_BRIEF_
Would you please copy the entries exactly, leaving every picture aside?

_EXERCISE INPUTS_

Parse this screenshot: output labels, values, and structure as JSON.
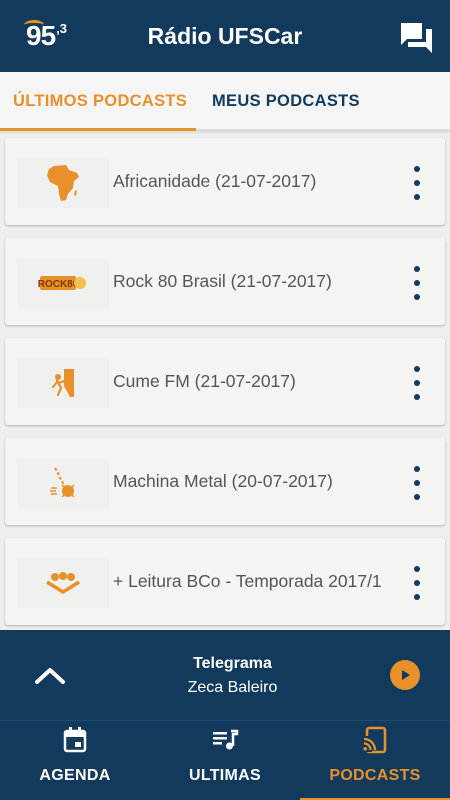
{
  "header": {
    "logo_number": "95",
    "logo_decimal": ",3",
    "title": "Rádio UFSCar",
    "chat_icon": "chat-bubbles-icon"
  },
  "tabs": [
    {
      "label": "ÚLTIMOS PODCASTS",
      "active": true
    },
    {
      "label": "MEUS PODCASTS",
      "active": false
    }
  ],
  "podcasts": [
    {
      "title": "Africanidade (21-07-2017)",
      "thumb_icon": "africa-map-icon",
      "thumb_text": ""
    },
    {
      "title": "Rock 80 Brasil (21-07-2017)",
      "thumb_icon": "rock80-logo-icon",
      "thumb_text": "ROCK80"
    },
    {
      "title": "Cume FM (21-07-2017)",
      "thumb_icon": "climber-icon",
      "thumb_text": ""
    },
    {
      "title": "Machina Metal (20-07-2017)",
      "thumb_icon": "wrecking-ball-icon",
      "thumb_text": ""
    },
    {
      "title": "+ Leitura BCo - Temporada 2017/1",
      "thumb_icon": "readers-group-icon",
      "thumb_text": ""
    }
  ],
  "player": {
    "title": "Telegrama",
    "artist": "Zeca Baleiro"
  },
  "bottom_nav": [
    {
      "label": "AGENDA",
      "icon": "calendar-icon",
      "active": false
    },
    {
      "label": "ULTIMAS",
      "icon": "playlist-icon",
      "active": false
    },
    {
      "label": "PODCASTS",
      "icon": "cast-icon",
      "active": true
    }
  ],
  "colors": {
    "primary": "#123a5c",
    "accent": "#e8902a",
    "card_bg": "#f4f4f2",
    "text": "#555555"
  }
}
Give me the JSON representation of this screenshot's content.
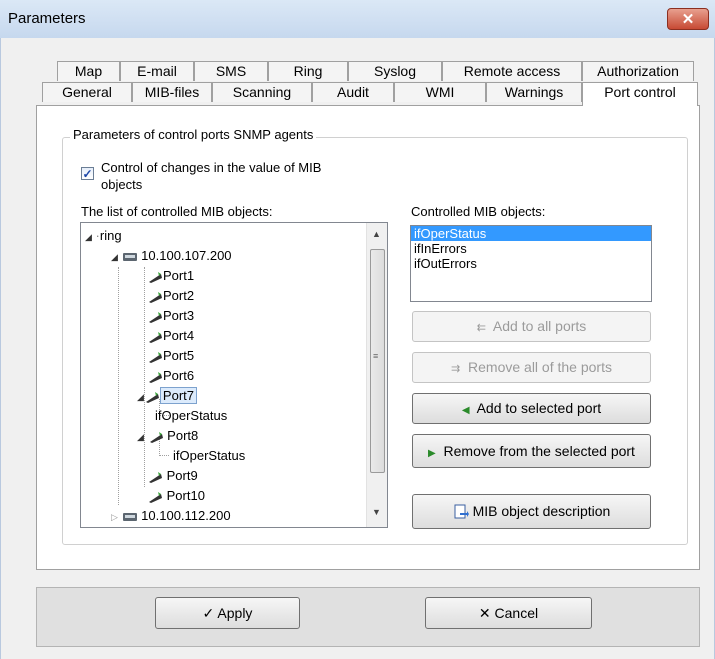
{
  "window": {
    "title": "Parameters",
    "close_glyph": "✕"
  },
  "tabs_row1": [
    "Map",
    "E-mail",
    "SMS",
    "Ring",
    "Syslog",
    "Remote access",
    "Authorization"
  ],
  "tabs_row2": [
    "General",
    "MIB-files",
    "Scanning",
    "Audit",
    "WMI",
    "Warnings",
    "Port control"
  ],
  "active_tab": "Port control",
  "group": {
    "legend": "Parameters of control ports SNMP agents",
    "checkbox_label_line1": "Control of changes in the value of MIB",
    "checkbox_label_line2": "objects",
    "checkbox_checked": true
  },
  "tree": {
    "label": "The list of controlled MIB objects:",
    "root": "ring",
    "host1": "10.100.107.200",
    "ports": [
      "Port1",
      "Port2",
      "Port3",
      "Port4",
      "Port5",
      "Port6",
      "Port7"
    ],
    "port7_child": "ifOperStatus",
    "port8": "Port8",
    "port8_child": "ifOperStatus",
    "port9": "Port9",
    "port10": "Port10",
    "host2": "10.100.112.200"
  },
  "controlled": {
    "label": "Controlled MIB objects:",
    "items": [
      "ifOperStatus",
      "ifInErrors",
      "ifOutErrors"
    ],
    "selected_index": 0
  },
  "buttons": {
    "add_all": "Add to all ports",
    "remove_all": "Remove all of the ports",
    "add_selected": "Add to selected port",
    "remove_selected": "Remove from the selected port",
    "description": "MIB object description",
    "apply": "Apply",
    "cancel": "Cancel"
  },
  "colors": {
    "selection": "#3399ff",
    "green_icon": "#3aa33a"
  }
}
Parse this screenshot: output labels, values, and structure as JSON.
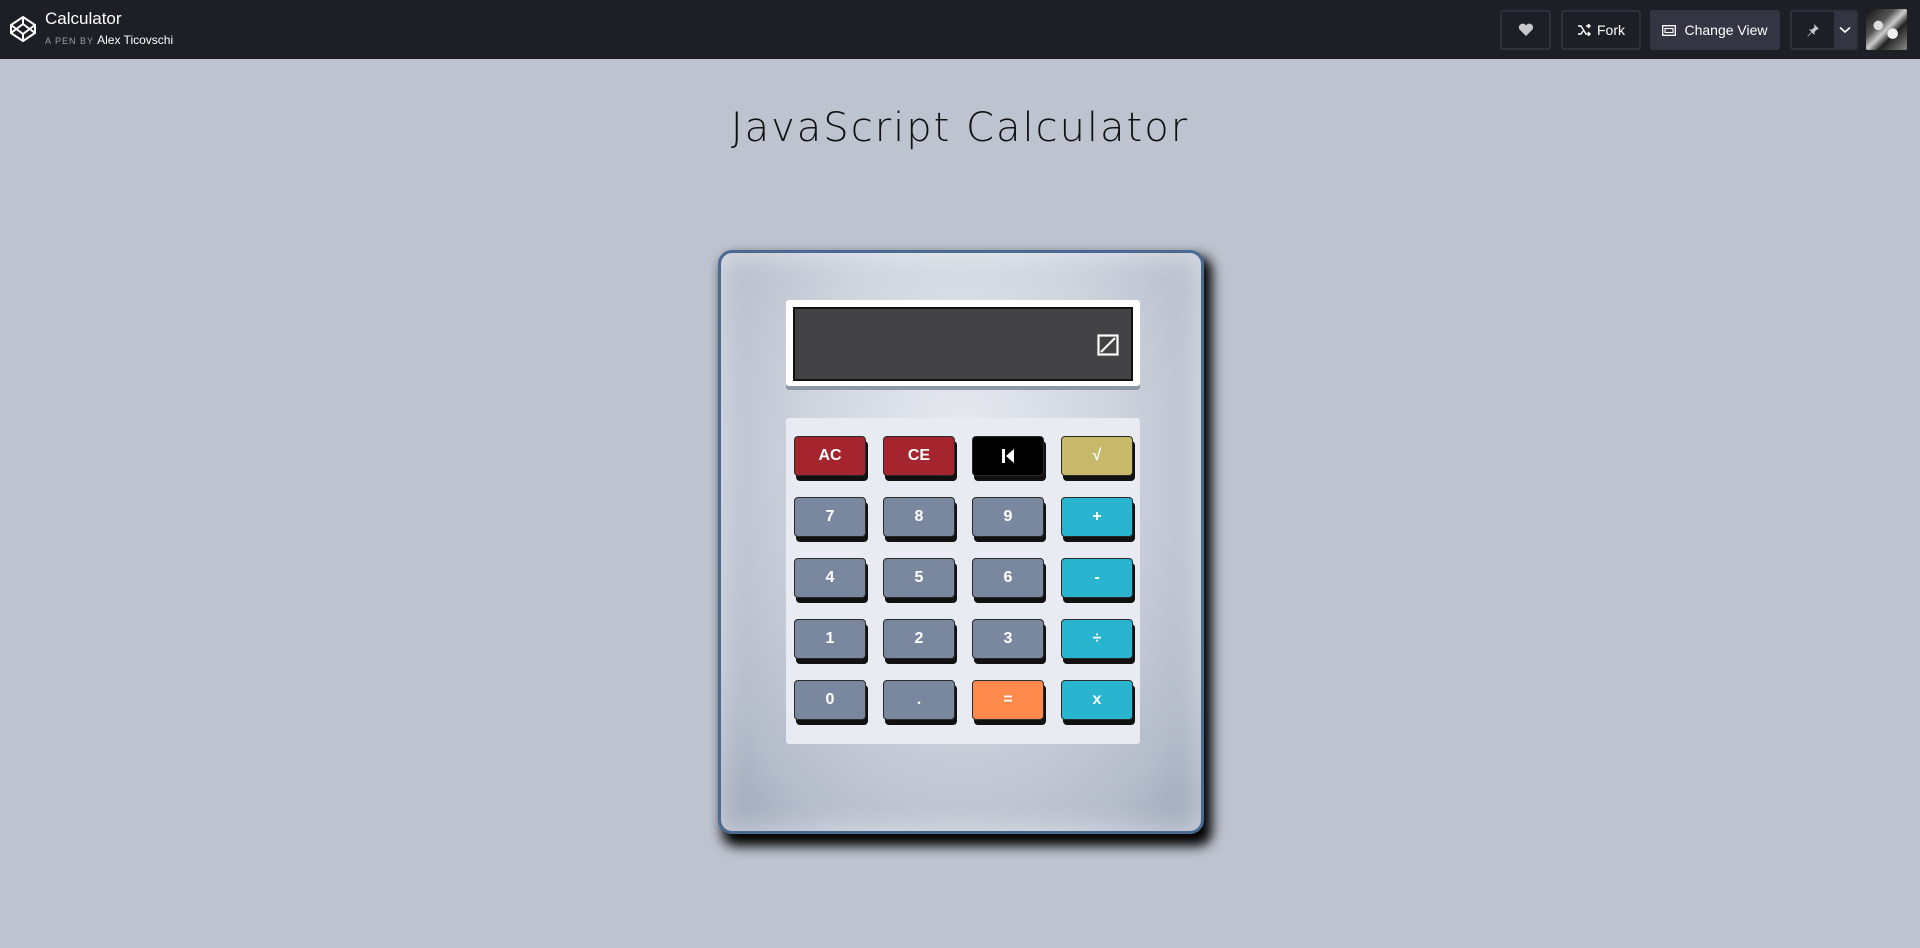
{
  "header": {
    "pen_title": "Calculator",
    "byline_prefix": "A PEN BY",
    "author": "Alex Ticovschi",
    "fork_label": "Fork",
    "change_view_label": "Change View"
  },
  "page": {
    "title": "JavaScript Calculator"
  },
  "calculator": {
    "display_value": "",
    "keys": [
      {
        "label": "AC",
        "color": "#a5252e"
      },
      {
        "label": "CE",
        "color": "#a5252e"
      },
      {
        "label": "backspace",
        "color": "#000000"
      },
      {
        "label": "√",
        "color": "#c7b96a"
      },
      {
        "label": "7",
        "color": "#7a889f"
      },
      {
        "label": "8",
        "color": "#7a889f"
      },
      {
        "label": "9",
        "color": "#7a889f"
      },
      {
        "label": "+",
        "color": "#29b5d0"
      },
      {
        "label": "4",
        "color": "#7a889f"
      },
      {
        "label": "5",
        "color": "#7a889f"
      },
      {
        "label": "6",
        "color": "#7a889f"
      },
      {
        "label": "-",
        "color": "#29b5d0"
      },
      {
        "label": "1",
        "color": "#7a889f"
      },
      {
        "label": "2",
        "color": "#7a889f"
      },
      {
        "label": "3",
        "color": "#7a889f"
      },
      {
        "label": "÷",
        "color": "#29b5d0"
      },
      {
        "label": "0",
        "color": "#7a889f"
      },
      {
        "label": ".",
        "color": "#7a889f"
      },
      {
        "label": "=",
        "color": "#ff8a4c"
      },
      {
        "label": "x",
        "color": "#29b5d0"
      }
    ]
  }
}
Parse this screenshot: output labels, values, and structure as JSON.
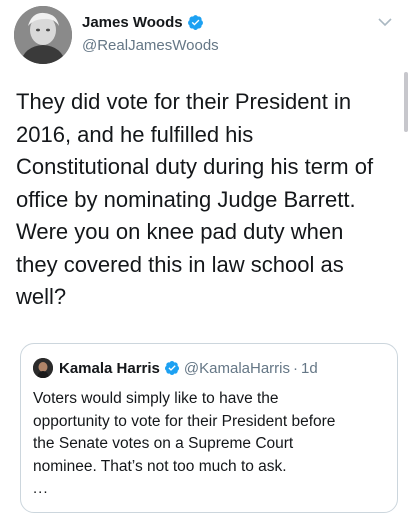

_EXERCISE ANSWER_
Parse this screenshot: output labels, values, and structure as JSON.
{
  "header": {
    "logo_number": "95",
    "logo_decimal": ",3",
    "title": "Rádio UFSCar",
    "chat_icon": "chat-bubbles-icon"
  },
  "tabs": [
    {
      "label": "ÚLTIMOS PODCASTS",
      "active": true
    },
    {
      "label": "MEUS PODCASTS",
      "active": false
    }
  ],
  "podcasts": [
    {
      "title": "Africanidade (21-07-2017)",
      "thumb_icon": "africa-map-icon",
      "thumb_text": ""
    },
    {
      "title": "Rock 80 Brasil (21-07-2017)",
      "thumb_icon": "rock80-logo-icon",
      "thumb_text": "ROCK80"
    },
    {
      "title": "Cume FM (21-07-2017)",
      "thumb_icon": "climber-icon",
      "thumb_text": ""
    },
    {
      "title": "Machina Metal (20-07-2017)",
      "thumb_icon": "wrecking-ball-icon",
      "thumb_text": ""
    },
    {
      "title": "+ Leitura BCo - Temporada 2017/1",
      "thumb_icon": "readers-group-icon",
      "thumb_text": ""
    }
  ],
  "player": {
    "title": "Telegrama",
    "artist": "Zeca Baleiro"
  },
  "bottom_nav": [
    {
      "label": "AGENDA",
      "icon": "calendar-icon",
      "active": false
    },
    {
      "label": "ULTIMAS",
      "icon": "playlist-icon",
      "active": false
    },
    {
      "label": "PODCASTS",
      "icon": "cast-icon",
      "active": true
    }
  ],
  "colors": {
    "primary": "#123a5c",
    "accent": "#e8902a",
    "card_bg": "#f4f4f2",
    "text": "#555555"
  }
}
Give me the JSON representation of this screenshot's content.
{
  "window": {
    "title": "Parameters",
    "close_glyph": "✕"
  },
  "tabs_row1": [
    "Map",
    "E-mail",
    "SMS",
    "Ring",
    "Syslog",
    "Remote access",
    "Authorization"
  ],
  "tabs_row2": [
    "General",
    "MIB-files",
    "Scanning",
    "Audit",
    "WMI",
    "Warnings",
    "Port control"
  ],
  "active_tab": "Port control",
  "group": {
    "legend": "Parameters of control ports SNMP agents",
    "checkbox_label_line1": "Control of changes in the value of MIB",
    "checkbox_label_line2": "objects",
    "checkbox_checked": true
  },
  "tree": {
    "label": "The list of controlled MIB objects:",
    "root": "ring",
    "host1": "10.100.107.200",
    "ports": [
      "Port1",
      "Port2",
      "Port3",
      "Port4",
      "Port5",
      "Port6",
      "Port7"
    ],
    "port7_child": "ifOperStatus",
    "port8": "Port8",
    "port8_child": "ifOperStatus",
    "port9": "Port9",
    "port10": "Port10",
    "host2": "10.100.112.200"
  },
  "controlled": {
    "label": "Controlled MIB objects:",
    "items": [
      "ifOperStatus",
      "ifInErrors",
      "ifOutErrors"
    ],
    "selected_index": 0
  },
  "buttons": {
    "add_all": "Add to all ports",
    "remove_all": "Remove all of the ports",
    "add_selected": "Add to selected port",
    "remove_selected": "Remove from the selected port",
    "description": "MIB object description",
    "apply": "Apply",
    "cancel": "Cancel"
  },
  "colors": {
    "selection": "#3399ff",
    "green_icon": "#3aa33a"
  }
}
Parse this screenshot: output labels, values, and structure as JSON.
{
  "header": {
    "pen_title": "Calculator",
    "byline_prefix": "A PEN BY",
    "author": "Alex Ticovschi",
    "fork_label": "Fork",
    "change_view_label": "Change View"
  },
  "page": {
    "title": "JavaScript Calculator"
  },
  "calculator": {
    "display_value": "",
    "keys": [
      {
        "label": "AC",
        "color": "#a5252e"
      },
      {
        "label": "CE",
        "color": "#a5252e"
      },
      {
        "label": "backspace",
        "color": "#000000"
      },
      {
        "label": "√",
        "color": "#c7b96a"
      },
      {
        "label": "7",
        "color": "#7a889f"
      },
      {
        "label": "8",
        "color": "#7a889f"
      },
      {
        "label": "9",
        "color": "#7a889f"
      },
      {
        "label": "+",
        "color": "#29b5d0"
      },
      {
        "label": "4",
        "color": "#7a889f"
      },
      {
        "label": "5",
        "color": "#7a889f"
      },
      {
        "label": "6",
        "color": "#7a889f"
      },
      {
        "label": "-",
        "color": "#29b5d0"
      },
      {
        "label": "1",
        "color": "#7a889f"
      },
      {
        "label": "2",
        "color": "#7a889f"
      },
      {
        "label": "3",
        "color": "#7a889f"
      },
      {
        "label": "÷",
        "color": "#29b5d0"
      },
      {
        "label": "0",
        "color": "#7a889f"
      },
      {
        "label": ".",
        "color": "#7a889f"
      },
      {
        "label": "=",
        "color": "#ff8a4c"
      },
      {
        "label": "x",
        "color": "#29b5d0"
      }
    ]
  }
}
Parse this screenshot: output labels, values, and structure as JSON.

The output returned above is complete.